Patents speak of taps for Seltzogenes and Syphons, and variations on a theme: improved valves, improved methods of fixing the head to the vase, ways of treating the internal metalwork with e.g. gold or silver to prevent the water contamination, sleeving the metal parts with celluloid with the same object (Seltzogene was an earlier name, as was Gazogene, for what was later known as the soda syphon).
Blanche's patent number 5379 of 1899 submitted in her name from "Holly Lodge, Friern Barnet" is typical of the three Blanche Nicole patents and two Eugene Geraut patents I have copied, and because I think it likely to have been Henry's work, knowing his background, I speculate that his particular contribution to history was his work on syphon taps or heads. Somehow Henry had secured five patents in the two years 1889/90 (were they his work or did he buy the rights to the patents?) in the UK, Austria, France, Hungary and Belgium.
A limited company was created in 1891 - the Glass Lined Syphon Company Ltd - with Henry as a shareholder committing his patents to the company and three other shareholders who together made up Idris and Company (remember 'I drink Idris when I's dry'?) They committed two patents of their own to the venture. The legalese and complexities of the Indenture are too much for me, but the certain fact is that the new company was to supply Idris and Company with syphons of a specified standard: this supply was somehow linked to the life of the patents. My reading is that Henry had developed a design that Idris wanted and his price was his part in the joint venture. The company was wound up on 29th May 1899 with Henry appointed 'Receiver and Manager'. This date neatly relates to 20th April 1899 when Blanche and Henry become the Barnet Aerated Water Company Ltd. So Henry had a part in Idris Company history - a company formed in 1873, with assets of £215,000 in 1893 and acquired by the Beecham Group in 1967.

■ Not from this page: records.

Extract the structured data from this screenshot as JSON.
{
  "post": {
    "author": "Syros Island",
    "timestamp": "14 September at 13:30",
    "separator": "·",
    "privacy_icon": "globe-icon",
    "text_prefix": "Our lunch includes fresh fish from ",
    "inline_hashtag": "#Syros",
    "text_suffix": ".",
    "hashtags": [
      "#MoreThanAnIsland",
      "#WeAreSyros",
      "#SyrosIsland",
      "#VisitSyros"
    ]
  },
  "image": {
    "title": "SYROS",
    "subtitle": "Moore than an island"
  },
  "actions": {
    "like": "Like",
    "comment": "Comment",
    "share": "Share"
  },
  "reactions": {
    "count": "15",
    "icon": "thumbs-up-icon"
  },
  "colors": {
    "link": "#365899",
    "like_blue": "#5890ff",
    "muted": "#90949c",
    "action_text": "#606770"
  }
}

That is the story so far. If any dear reader can add anything to the story, or amend please let me know. I've not given references but unless you see 'seems' or 'I think' I've got or can identify the source document. This is a first shot at the story and there are things I'd still like to do: a trial dig at Incogs to see if any new confirming item turns up. Maybe try to identify precisely the 1899 operation at the factory from the plant and machinery set up there (pretty unlikely). How did Herbert Hewitt come to own the factory in ?1907 then receive rent for it then sell it to the MCC in ?1937? Was it connected somehow with the building of Holly Park Council School (for 300 juniors) in 1908? Identify surviving family. Have they photographs? Who was the Mr Bull who succeeded Henry? In the 1899 indenture Blanche refers to an associated business name, D A Nicole: who he.....?